“Over the past years I have assisted Dr Thomas Hertel as Teaching Assistant and Lab instructor in his graduate course AGEC 528: Global Change and the Challenges of Sustainably Feeding a Growing Planet, which I highly recommend. The course seeks to address the global sustainability challenges within an economic framework but drawing on a wide range of disciplines. Every year the course bridges on the challenges on teaching economics to graduate students with a wide range of backgrounds, from the schools of Engineering, Liberal Arts, Science, Agriculture and Technology, etc. Since my main goal is on develop a career in the academia, I am trying to take advantage of any opportunity of increasing my exposure to teaching.”
Photo caption: Emiliano recording economic concept modules for Indiana high school students
In recent months, he has also been developing a set of modules designed to bridge the challenges of teaching economic topics to K-12 (high-school level) students in Indiana. It’s a set of 5 to 6 modules framed in the context of global challenges posed by the agriculture-environment-health trilemma. The team just finished their first module
. The materials will be used by high school teachers in their instruction leading up to Youngs World Food Prize competition in Spring 2021. Emiliano hopes the modules will help motivate students to team up and participate in the competition.

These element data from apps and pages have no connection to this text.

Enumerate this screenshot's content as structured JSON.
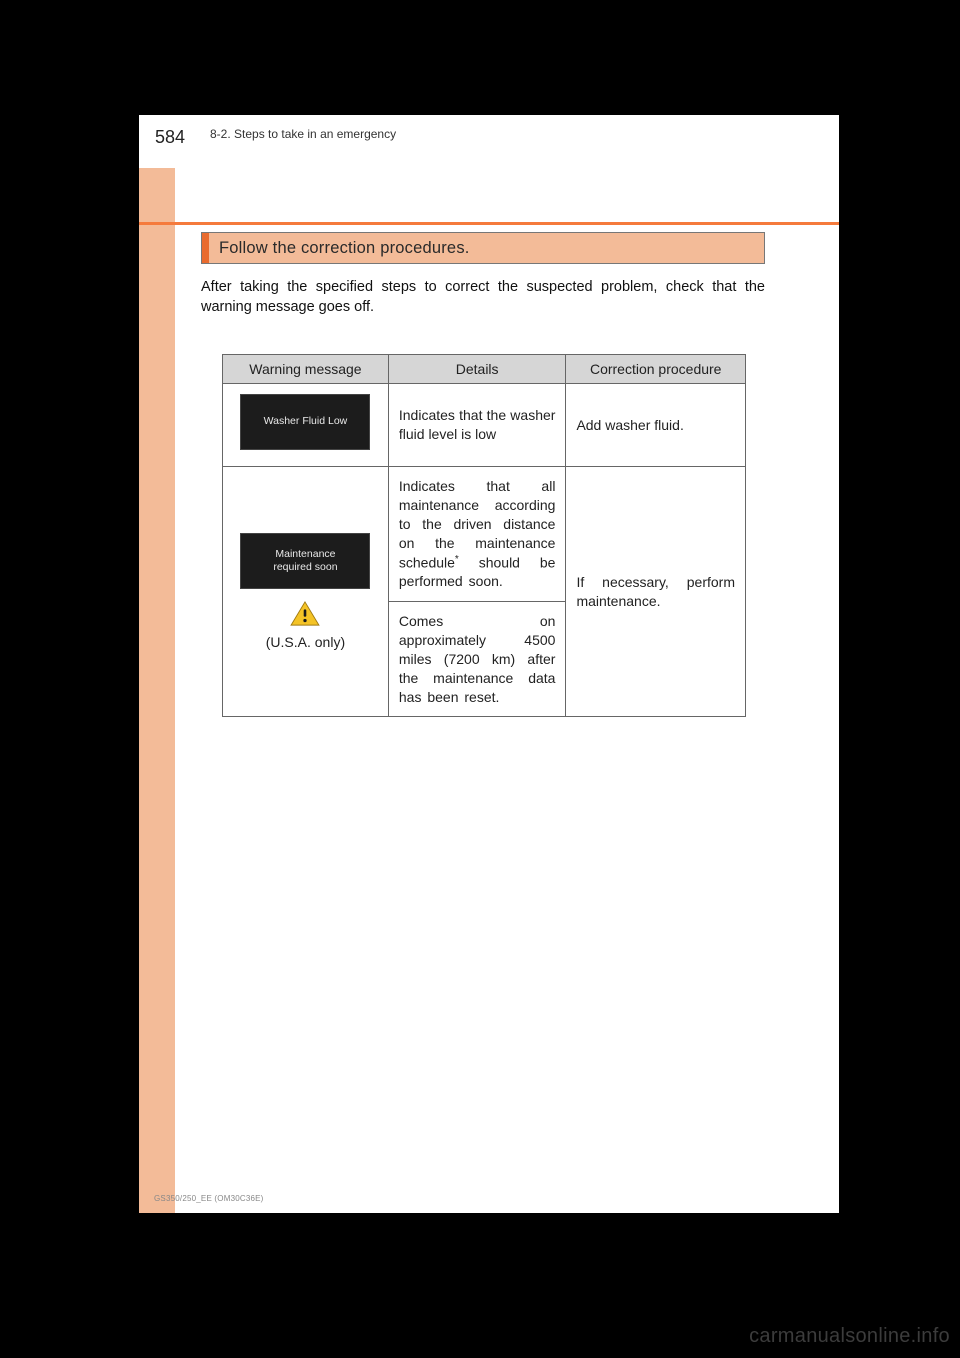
{
  "page_number": "584",
  "section_path": "8-2. Steps to take in an emergency",
  "callout_title": "Follow the correction procedures.",
  "intro": "After taking the specified steps to correct the suspected problem, check that the warning message goes off.",
  "table": {
    "headers": {
      "message": "Warning message",
      "details": "Details",
      "correction": "Correction procedure"
    },
    "rows": [
      {
        "screen_text": "Washer Fluid Low",
        "details": "Indicates that the washer fluid level is low",
        "correction": "Add washer fluid."
      },
      {
        "screen_text": "Maintenance\nrequired soon",
        "usa_only": "(U.S.A. only)",
        "details_a_prefix": "Indicates that all maintenance according to the driven distance on the maintenance schedule",
        "details_a_suffix": " should be performed soon.",
        "details_b": "Comes on approximately 4500 miles (7200 km) after the maintenance data has been reset.",
        "correction": "If necessary, perform maintenance."
      }
    ],
    "footnote_marker": "*"
  },
  "model_code": "GS350/250_EE (OM30C36E)",
  "watermark": "carmanualsonline.info"
}
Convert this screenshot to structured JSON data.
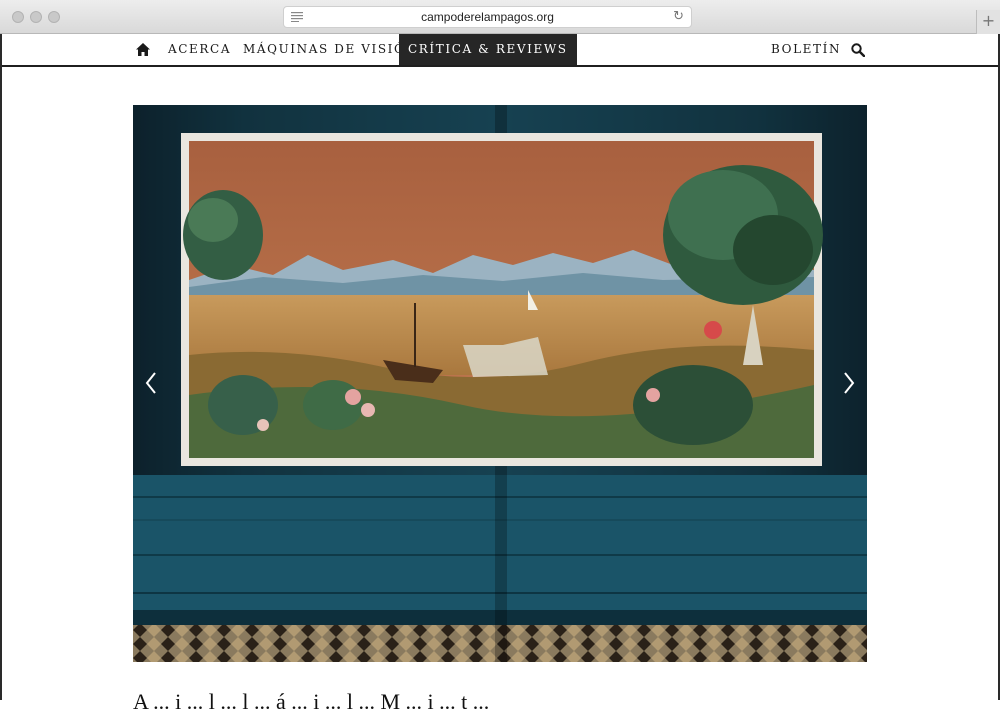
{
  "browser": {
    "url": "campoderelampagos.org",
    "new_tab_symbol": "+",
    "reload_symbol": "↻"
  },
  "nav": {
    "items": [
      {
        "label": "Acerca"
      },
      {
        "label": "Máquinas de visión"
      },
      {
        "label": "Crítica & Reviews",
        "active": true
      }
    ],
    "newsletter": "Boletín",
    "home_icon": "home-icon",
    "search_icon": "search-icon"
  },
  "slider": {
    "prev_icon": "chevron-left-icon",
    "next_icon": "chevron-right-icon"
  },
  "article": {
    "partial_text": "A ... i ... l ... l ... á ... i ... l ... M ... i ... t ..."
  },
  "colors": {
    "nav_active_bg": "#262626",
    "wall_teal": "#1f5a6e",
    "mural_sky": "#b8704a"
  }
}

Emiliano has recognized that given the pandemic, the job market is unusually slow this year, but he’s staying optimistic and exploring opportunities in global organizations like the World Bank, IDB, and FAO. One day, he hopes to be able to return to his home country, share what he’s learned, and make a difference in his community. But realizes that might take a little while. “If I find a job in the U.S. and settle down for a while, the chances of returning home are reduced, but who knows, as Emily Dickinson wrote, “Hope is the thing with feathers.”